Germany in the Pacific

Lake Ada opens up a magnificent scene of splendour from the Milford Sound Track. - Otago Witness, 19.6.1918.
Lake Ada opens up a magnificent scene of splendour from the Milford Sound Track. - Otago Witness, 19.6.1918.
Sir Robert Stout, writing in The Times, denies that Germany ever possessed any colonies in the Pacific.

''She seized some islands,'' he says, ''contrary to the wishes of their inhabitants, and she has governed them as autocrats govern; but she has had no colonies.'' It is to be feared that this declaration involves a verbal refinement which will not weigh very heavily at the conference that will determine the future of those islands.

The essential fact is that Germany held the islands prior to the war, and that she hopes to recover them, along with the territories she formerly possessed in Africa. Her aims have been quite frankly expressed by Dr Solf, her Minister of the Colonies, who has laid emphasis on the re-acquisition of the Pacific colonies as necessary to Germany.

It would be absurd to suppose that these colonies are so valuable to the Germans for the sake of their trade that their statesmen should base upon this ground a special claim for the restoration of them.

Population increase wanted

''If the birth-rate in New Zealand between the years 1882 and 1886 had been maintained, there would have been 240,000 more people than there are in the dominion today,'' said the Hon. G. W. Russell at the Auckland Town Hall on Friday night.

''The question of birth-rate is largely an economic one and if we want an increase in the population the State must share with the parents the responsibility of looking after the children.
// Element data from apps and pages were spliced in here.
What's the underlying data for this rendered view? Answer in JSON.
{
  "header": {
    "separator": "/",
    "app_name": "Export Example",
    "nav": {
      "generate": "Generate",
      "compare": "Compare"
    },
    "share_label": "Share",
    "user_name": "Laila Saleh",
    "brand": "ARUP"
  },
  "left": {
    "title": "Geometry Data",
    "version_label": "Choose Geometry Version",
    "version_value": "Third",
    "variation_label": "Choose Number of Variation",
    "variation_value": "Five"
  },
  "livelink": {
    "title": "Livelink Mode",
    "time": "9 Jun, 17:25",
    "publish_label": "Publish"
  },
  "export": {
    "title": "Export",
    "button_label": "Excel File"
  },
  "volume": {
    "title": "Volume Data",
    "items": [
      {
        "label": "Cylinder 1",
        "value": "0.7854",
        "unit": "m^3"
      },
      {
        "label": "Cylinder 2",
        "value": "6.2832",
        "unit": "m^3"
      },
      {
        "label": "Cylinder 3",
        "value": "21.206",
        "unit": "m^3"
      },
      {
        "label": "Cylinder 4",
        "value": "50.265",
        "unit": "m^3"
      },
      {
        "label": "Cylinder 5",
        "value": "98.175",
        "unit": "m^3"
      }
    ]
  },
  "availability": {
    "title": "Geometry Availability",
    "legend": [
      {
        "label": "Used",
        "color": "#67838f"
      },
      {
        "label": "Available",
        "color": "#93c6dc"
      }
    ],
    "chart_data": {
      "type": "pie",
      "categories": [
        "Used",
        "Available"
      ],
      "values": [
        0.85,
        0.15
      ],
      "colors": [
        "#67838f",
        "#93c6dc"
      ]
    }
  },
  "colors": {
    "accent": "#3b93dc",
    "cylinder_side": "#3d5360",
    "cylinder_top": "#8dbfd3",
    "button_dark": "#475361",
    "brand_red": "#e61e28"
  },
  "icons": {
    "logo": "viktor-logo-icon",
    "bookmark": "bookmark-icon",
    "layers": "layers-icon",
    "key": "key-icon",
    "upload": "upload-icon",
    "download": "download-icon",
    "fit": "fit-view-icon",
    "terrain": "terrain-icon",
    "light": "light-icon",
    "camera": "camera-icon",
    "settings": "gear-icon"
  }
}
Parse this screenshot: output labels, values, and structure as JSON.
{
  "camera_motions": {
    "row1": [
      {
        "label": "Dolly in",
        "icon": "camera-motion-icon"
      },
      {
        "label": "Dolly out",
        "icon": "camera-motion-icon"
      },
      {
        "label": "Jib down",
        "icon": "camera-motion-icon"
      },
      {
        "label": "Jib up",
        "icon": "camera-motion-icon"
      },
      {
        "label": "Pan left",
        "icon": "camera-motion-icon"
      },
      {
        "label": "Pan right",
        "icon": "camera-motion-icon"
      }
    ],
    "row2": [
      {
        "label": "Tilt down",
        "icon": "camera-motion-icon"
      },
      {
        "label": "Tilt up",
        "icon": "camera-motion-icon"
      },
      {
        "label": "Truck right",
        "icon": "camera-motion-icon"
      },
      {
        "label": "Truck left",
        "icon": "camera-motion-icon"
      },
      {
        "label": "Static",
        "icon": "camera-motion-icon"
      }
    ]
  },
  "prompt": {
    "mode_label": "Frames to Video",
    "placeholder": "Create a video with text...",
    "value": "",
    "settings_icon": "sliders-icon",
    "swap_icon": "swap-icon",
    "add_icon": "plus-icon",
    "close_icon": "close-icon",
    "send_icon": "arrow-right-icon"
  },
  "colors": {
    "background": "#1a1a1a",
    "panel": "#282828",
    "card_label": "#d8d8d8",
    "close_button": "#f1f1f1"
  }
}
After the war is over one of our great problems will be to secure a large increase in our population. We shall have to adopt some scheme to encourage a stream of immigrants to New Zealand. We want the right class of people - men who will go to the back blocks, fell the bush, farm the land, make roads and railways; and women who will be willing to enter domestic service and help the wives and mothers of the dominion, on some of whom the burdens of the home now fall very heavily. New Zealand must be prepared to pay for the passage of those whom we want to help in the work of colonisation.''

Warm coastal current

Sea currents were being discussed at the Supreme Court at Wanganui in a civil action last week, when the Chief Justice referred to a little known fact (says the Herald). His Honor said a warm current from the Queensland coast washed the coast of Stewart Island and up the west coast of the South Island.

It was for this reason that the water at Westport was from 10 to 15 deg warmer than at Lyttelton, also it was the reason why there was not so much frost at Westport as at that point on the east coast.

Arson attempt at Bulls

What was apparently an attempt to burn down the courthouse at Bulls was discovered by a passer-by on Saturday night (says the correspondent of the Dominion). Constable Wilson, who lives in the vicinity, was called at once, and about a dozen buckets of water quelled the outbreak.

Investigation showed that a deliberate attempt had been made to set fire to the building by means of a light placed between the rear wall and the tank stand. There is little doubt that but for the prompt action taken the building and contents, including the court records, would have been destroyed. There is no clue to the perpetrators.

- ODT, 14.6.1918.



In the same way that Afrikaners considered themselves African, German Samoan populations were Islanders, regardless of European origins.